Myth #3: “Our school has a contract with a guy who speaks to all the student-athletes once a year.”

In regards to leadership development, plenty of coaches have told me, “Our school has a contract with a guy who speaks to all the student-athletes once a year.” And that’s it. End of conversation. They can check it off their list. Leadership development, done. One less thing to worry about.

Let me ask you some questions:

Do you practice once a year?
Lift once a year?
Do you measure your fitness goals once a year?
Work on set-pieces once a year?
Do you warm-up and cool-down once a year?
Look at grade checks once a year?
Do you call recruits once a year?
Practice penalty kicks once a year?
Do you work on the fundamentals once a year?
Go over scouting reports once a year?
Do you give a pregame talk once a year?

Those questions are absurd to even ask. You do those things on a regular basis because they matter to your program. Those things directly impact your ability to be successful and your players know it. Leadership development needs to be added to that list.

The message we send to our players when we talk about leadership once a year is that it is something we are supposed to do rather than something we value. If you want buy-in from your players then leadership development has to be integrated into your program.

There are many ways to integrate leadership development within your program.
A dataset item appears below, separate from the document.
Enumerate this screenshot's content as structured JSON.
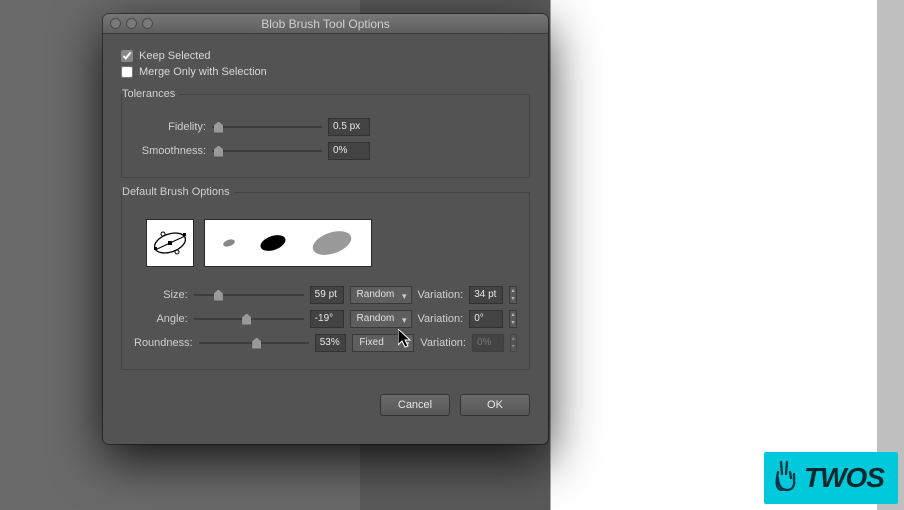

You can implement leadership development curriculum with your entire team, do weekly leadership assessments, complete team service projects, set up leadership mentors for your players, as a team read a book on leadership, have your players write a team definition of leadership, study other teams that value leadership, watch a TED Talk each week on various leadership topics, listen to leadership podcasts, show highlight clips of leadership moments on the field, or provide tangible opportunities where your players are empowered to lead.

But a critical first step is to start talking about the value of leadership. A simple way to do this is to identify and praise the moments when our players do lead. One of the things I believe about leadership is the idea that great leaders do the dirty work. Great leaders are willing to do what no one else wants to do. They will do the thankless jobs that others walk away from. In the sport of soccer, one of the ways to do the dirty work is to sacrifice your body to prevent giving up a corner kick. When I see a player sprint to a ball that everyone else assumes is going out, then slide across turf to kick the ball out for a throw-in and stand up with three layers of skin now missing from the back of her legs you better believe I am going to mark that as a clear leadership moment. It doesn’t take more than 30 seconds out of training for me to stop and praise that player for leading by doing the dirty. What we talk about and praise will be repeated.

When coaches regularly talk about leadership we send the message that we value leadership. If we talk about leadership once a year, then we should expect to see leadership from our players about once a year and we all know that isn’t going to get us where we want to be.

Do you need more ideas on integrating leadership development within your program? Stay tuned, more is on the way! But if you need ideas now please reach out, phone calls are always free. We’d be glad to talk with you about our curriculum and other resources to help you integrate leadership within your program.